It’s always a delight when a show billed as a comedy is actually rip-roaringly hilarious when you sit through it, and this Mercurius production of The Devil Is An Ass had a cultured audience at The Rose Playhouse chortling heartily. Ben Jonson’s original script has had a neat trim by director Jenny Eastop (the character of Lady Eitherside being the most conspicuous by her absence in this production). What’s left is a flowing and highly entertaining show, driven with plenty of energy and vivacity by a strong cast, who are clearly enjoying themselves bringing the text to life.
I suppose many people who chose to read a synopsis before coming to this play, having not seen it before, would find the plot quite ludicrous. But the satire and wit come through brilliantly in a well-acted production such as this. Satan is prominent both to begin with and at the end, but – and this is what makes The Devil Is An Ass stand apart from other plays from the early seventeenth century – while the prince of the underworld is cunning and clever, his schemes are no match for the plotting and scheming of humans. Pug (a hugely likeable Lewis Chandler), a devil sent upwards to earth to, um, raise hell (I know, I know, bear with me), notes in an aside to the audience as some of the other characters discuss university, that “Hell is a grammar school [compared] to this [earth]”.
While many productions utilise the space they are given to work with sometimes remarkable skill, this one goes all out, using some of the vast area that forms the site of the Rose’s archaeological work. It is from some distance that Chandler must project from ‘Hell’, and he does so with textbook execution.
The scene changes see the cast remain in character even while furniture, props and curtains are being moved around, put up or torn down, and allow for seamless transition after seamless transition. And yet the show is never cluttered with too much set. Much of it – no, all of it – is kept simple – though the costumes are commensurate with the attire of the era – allowing the dialogue to shine fully. It’s a very tight production, and a lot pacier than I would have thought a play written in 1616 would be – in a good way.
There are particularly engaging performances from Charlie Ryall as Ingine and Michael Watson-Gray as Fitzdottrell, the latter being very animated, often combining dialogue and physical movement to give a sometimes mesmerizing, and always energetic, display more than befitting his larger-than-life character. I could go on for some time about who does what to whom, but suffice to say it never gets so confusing that the play is in danger of losing its sheer enjoyment.
It isn’t often that I come out of a theatre with more energy than I went in. It isn’t often that a play from some generations ago is easy to follow despite being a faithful rendering – that is, not a radical reinterpretation.

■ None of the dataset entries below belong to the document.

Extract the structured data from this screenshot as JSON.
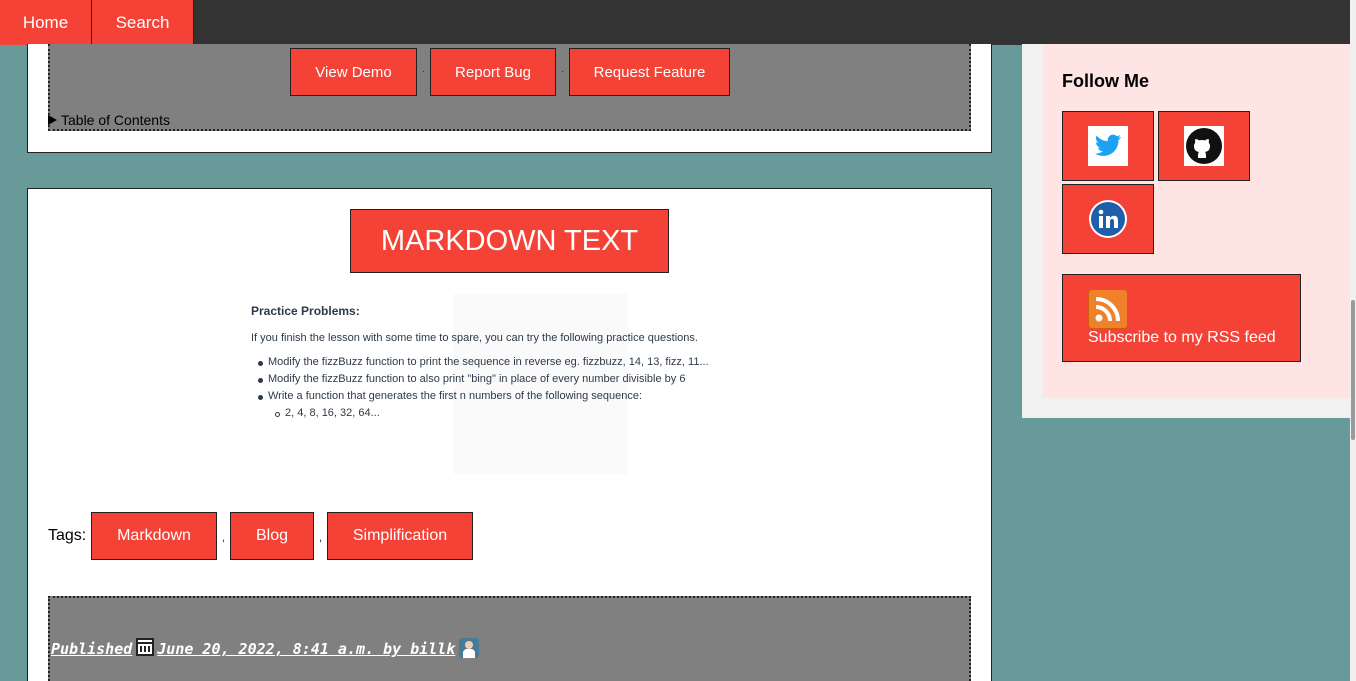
{
  "nav": {
    "home": "Home",
    "search": "Search"
  },
  "project_links": {
    "demo": "View Demo",
    "bug": "Report Bug",
    "feature": "Request Feature",
    "separator": "·"
  },
  "toc": {
    "label": "Table of Contents"
  },
  "post": {
    "title": "MARKDOWN TEXT",
    "image_text": {
      "heading": "Practice Problems:",
      "intro": "If you finish the lesson with some time to spare, you can try the following practice questions.",
      "items": [
        "Modify the fizzBuzz function to print the sequence in reverse eg. fizzbuzz, 14, 13, fizz, 11...",
        "Modify the fizzBuzz function to also print \"bing\" in place of every number divisible by 6",
        "Write a function that generates the first n numbers of the following sequence:"
      ],
      "subitem": "2, 4, 8, 16, 32, 64..."
    },
    "tags_label": "Tags:",
    "tags": [
      "Markdown",
      "Blog",
      "Simplification"
    ],
    "tag_separator": ",",
    "published_prefix": "Published ",
    "published_date": "June 20, 2022, 8:41 a.m. by billk "
  },
  "sidebar": {
    "follow_title": "Follow Me",
    "social": [
      "twitter-icon",
      "github-icon",
      "linkedin-icon"
    ],
    "rss_label": "Subscribe to my RSS feed"
  },
  "colors": {
    "accent": "#f44336",
    "background": "#689a9a",
    "nav": "#333333",
    "sidebar_panel": "#ffe4e4",
    "gray_box": "#808080"
  }
}
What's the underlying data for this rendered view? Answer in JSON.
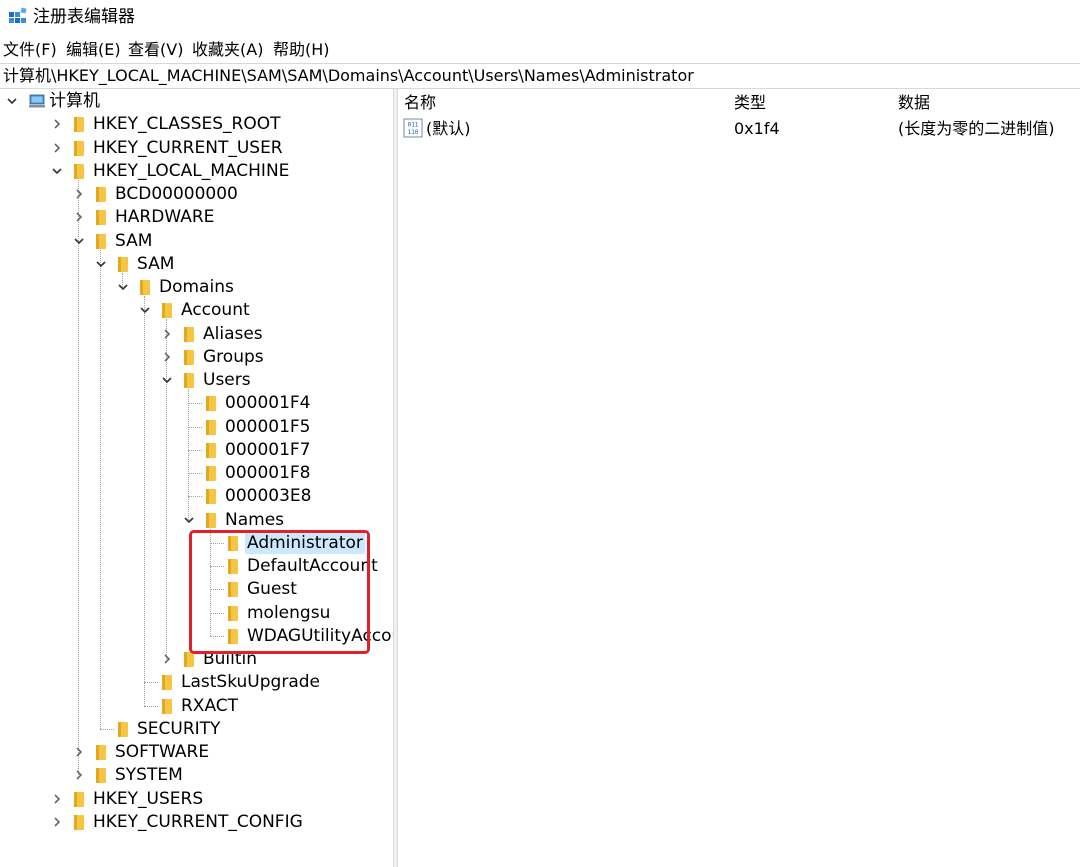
{
  "window": {
    "title": "注册表编辑器"
  },
  "menu": [
    "文件(F)",
    "编辑(E)",
    "查看(V)",
    "收藏夹(A)",
    "帮助(H)"
  ],
  "address": "计算机\\HKEY_LOCAL_MACHINE\\SAM\\SAM\\Domains\\Account\\Users\\Names\\Administrator",
  "tree": [
    {
      "label": "计算机",
      "expander": "expanded",
      "icon": "computer-icon"
    },
    {
      "label": "HKEY_CLASSES_ROOT",
      "expander": "collapsed"
    },
    {
      "label": "HKEY_CURRENT_USER",
      "expander": "collapsed"
    },
    {
      "label": "HKEY_LOCAL_MACHINE",
      "expander": "expanded"
    },
    {
      "label": "BCD00000000",
      "expander": "collapsed"
    },
    {
      "label": "HARDWARE",
      "expander": "collapsed"
    },
    {
      "label": "SAM",
      "expander": "expanded"
    },
    {
      "label": "SAM",
      "expander": "expanded"
    },
    {
      "label": "Domains",
      "expander": "expanded"
    },
    {
      "label": "Account",
      "expander": "expanded"
    },
    {
      "label": "Aliases",
      "expander": "collapsed"
    },
    {
      "label": "Groups",
      "expander": "collapsed"
    },
    {
      "label": "Users",
      "expander": "expanded"
    },
    {
      "label": "000001F4",
      "expander": "none"
    },
    {
      "label": "000001F5",
      "expander": "none"
    },
    {
      "label": "000001F7",
      "expander": "none"
    },
    {
      "label": "000001F8",
      "expander": "none"
    },
    {
      "label": "000003E8",
      "expander": "none"
    },
    {
      "label": "Names",
      "expander": "expanded"
    },
    {
      "label": "Administrator",
      "expander": "none",
      "selected": true
    },
    {
      "label": "DefaultAccount",
      "expander": "none"
    },
    {
      "label": "Guest",
      "expander": "none"
    },
    {
      "label": "molengsu",
      "expander": "none"
    },
    {
      "label": "WDAGUtilityAccount",
      "expander": "none"
    },
    {
      "label": "Builtin",
      "expander": "collapsed"
    },
    {
      "label": "LastSkuUpgrade",
      "expander": "none"
    },
    {
      "label": "RXACT",
      "expander": "none"
    },
    {
      "label": "SECURITY",
      "expander": "none"
    },
    {
      "label": "SOFTWARE",
      "expander": "collapsed"
    },
    {
      "label": "SYSTEM",
      "expander": "collapsed"
    },
    {
      "label": "HKEY_USERS",
      "expander": "collapsed"
    },
    {
      "label": "HKEY_CURRENT_CONFIG",
      "expander": "collapsed"
    }
  ],
  "list": {
    "columns": [
      "名称",
      "类型",
      "数据"
    ],
    "rows": [
      {
        "name": "(默认)",
        "type": "0x1f4",
        "data": "(长度为零的二进制值)",
        "icon": "binary-value-icon"
      }
    ]
  },
  "colors": {
    "folder": "#f6c543",
    "folder_dark": "#e2a820",
    "selection": "#cce8ff",
    "highlight_box": "#e0202a"
  }
}
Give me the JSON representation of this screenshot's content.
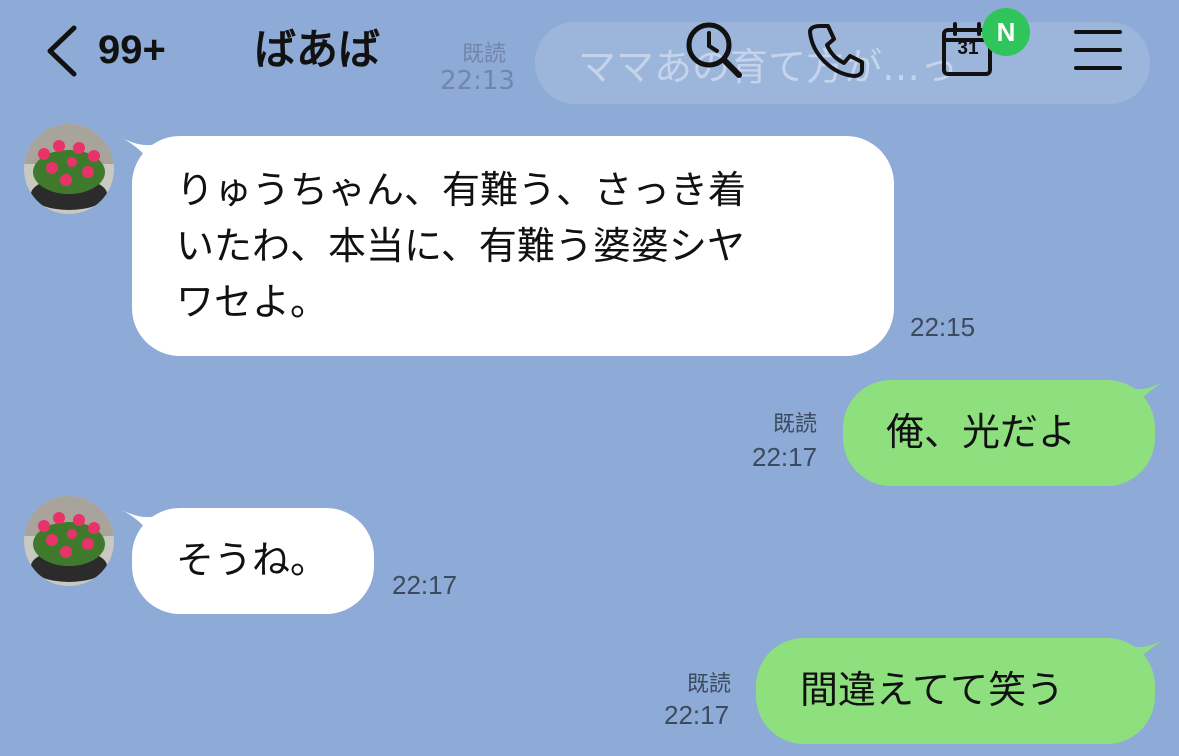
{
  "header": {
    "unread_count": "99+",
    "chat_name": "ばあば",
    "calendar_day": "31",
    "new_badge": "N",
    "background_preview_text": "ママあの育て方が…っ",
    "background_preview_read": "既読",
    "background_preview_time": "22:13",
    "icons": [
      "back-chevron-icon",
      "search-icon",
      "phone-icon",
      "calendar-icon",
      "menu-icon"
    ]
  },
  "messages": [
    {
      "sender": "ばあば",
      "direction": "incoming",
      "lines": [
        "りゅうちゃん、有難う、さっき着",
        "いたわ、本当に、有難う婆婆シヤ",
        "ワセよ。"
      ],
      "time": "22:15"
    },
    {
      "direction": "outgoing",
      "text": "俺、光だよ",
      "read": "既読",
      "time": "22:17"
    },
    {
      "sender": "ばあば",
      "direction": "incoming",
      "text": "そうね。",
      "time": "22:17"
    },
    {
      "direction": "outgoing",
      "text": "間違えてて笑う",
      "read": "既読",
      "time": "22:17"
    }
  ],
  "colors": {
    "background": "#8eaad6",
    "incoming_bubble": "#ffffff",
    "outgoing_bubble": "#8ee07e",
    "badge": "#2fc55a"
  }
}
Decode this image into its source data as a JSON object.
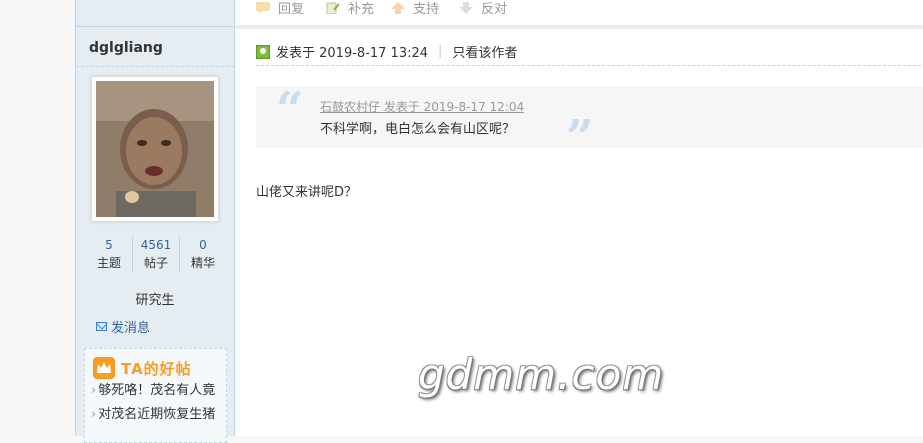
{
  "actions": {
    "reply": "回复",
    "supplement": "补充",
    "support": "支持",
    "oppose": "反对"
  },
  "user": {
    "name": "dglgliang",
    "stats": [
      {
        "value": "5",
        "label": "主题"
      },
      {
        "value": "4561",
        "label": "帖子"
      },
      {
        "value": "0",
        "label": "精华"
      }
    ],
    "rank": "研究生",
    "send_message": "发消息"
  },
  "good_posts": {
    "title": "TA的好帖",
    "items": [
      "够死咯！茂名有人竟",
      "对茂名近期恢复生猪"
    ]
  },
  "post": {
    "posted_at": "发表于 2019-8-17 13:24",
    "only_author": "只看该作者",
    "quote": {
      "meta": "石鼓农村仔 发表于 2019-8-17 12:04",
      "text": "不科学啊，电白怎么会有山区呢？"
    },
    "reply": "山佬又来讲呢D？"
  },
  "watermark": "gdmm.com",
  "colors": {
    "sidebar_bg": "#e5edf2",
    "link": "#336699",
    "accent": "#f89c23",
    "quote_mark": "#c9dcee"
  }
}
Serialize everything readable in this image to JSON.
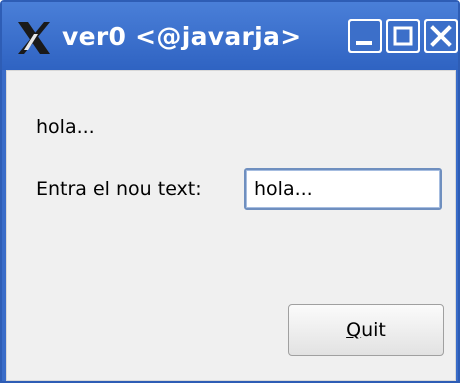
{
  "window": {
    "title": "ver0 <@javarja>",
    "app_icon": "x-window-icon",
    "controls": {
      "minimize_icon": "minimize-icon",
      "maximize_icon": "maximize-icon",
      "close_icon": "close-icon"
    },
    "colors": {
      "titlebar": "#3a6cc8",
      "client_bg": "#f0f0f0"
    }
  },
  "content": {
    "display_label": "hola...",
    "entry_label": "Entra el nou text:",
    "text_input_value": "hola...",
    "quit_button": {
      "mnemonic": "Q",
      "rest": "uit"
    }
  }
}
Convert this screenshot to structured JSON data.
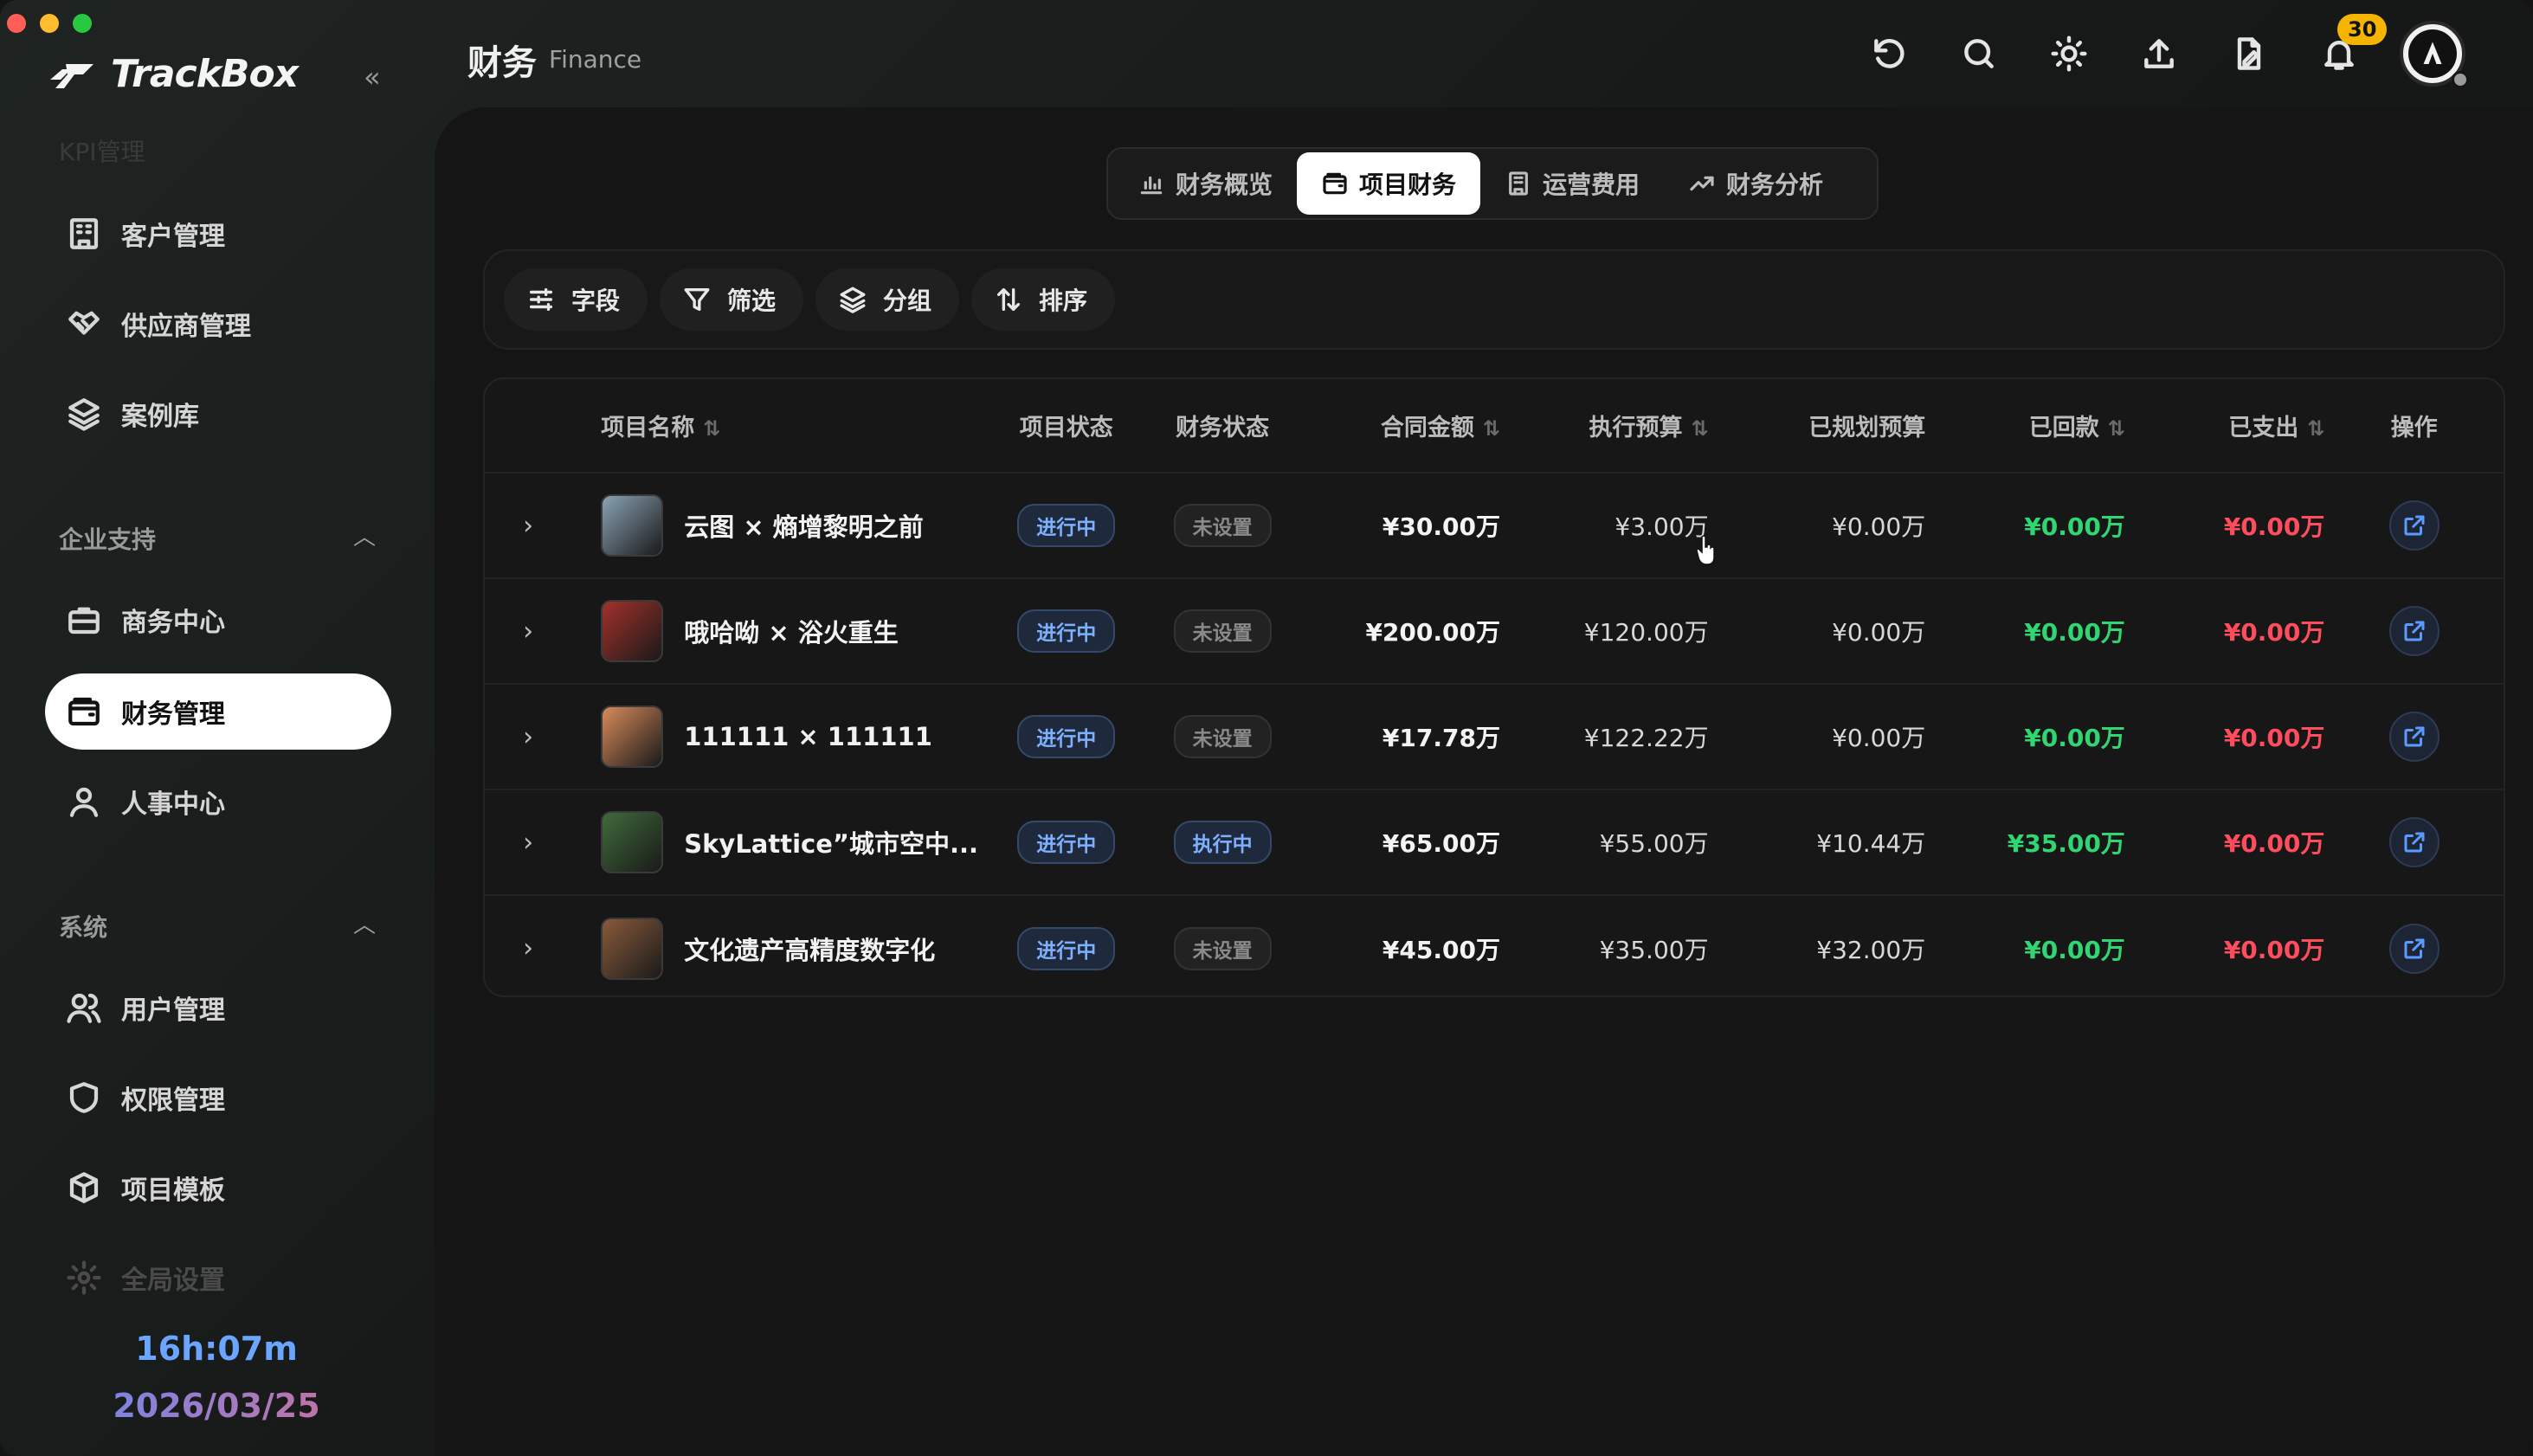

It isn’t often that my thoughts stayed solely on what was happening on stage from beginning to end. This is a determined and successful attempt at making a 399-year-old play interesting and humorous to a modern audience, and I have no hesitation in recommending it for your viewing pleasure. I may even pop back to it myself, if I can squeeze a second viewing in.
Review by Chris Omaweng
The Devil Is An Ass
Directed by Jenny Eastop
Man meets the Devil with hilarious results – a rollicking comedy perfect for dark November nights at the 16th Century Rose Playhouse.
Young devil Pug visits earth to corrupt mankind but finds himself desperately out of his depth in the moral cesspool of London life. He’s caught in the middle of a frantic whirl of deceit, corruption and trickery as he finds he is no match for mankind’s wildly inventive devilishness. Can Pug make it back to the safety of Hell ? Written in 1616 when Hell was an ever present reality this fast paced comedy raises the question ‘does man or the devil have the upper hand?’
Cast: Lewis Chandler, Monty d’Inverno, Beth Eyre, Benjamin Garrison, Stephen Good, Nicholas Oliver, Charlie Ryall and Michael Watson Gray.
The Rose Playhouse
56 Park Street
London, SE1 9AR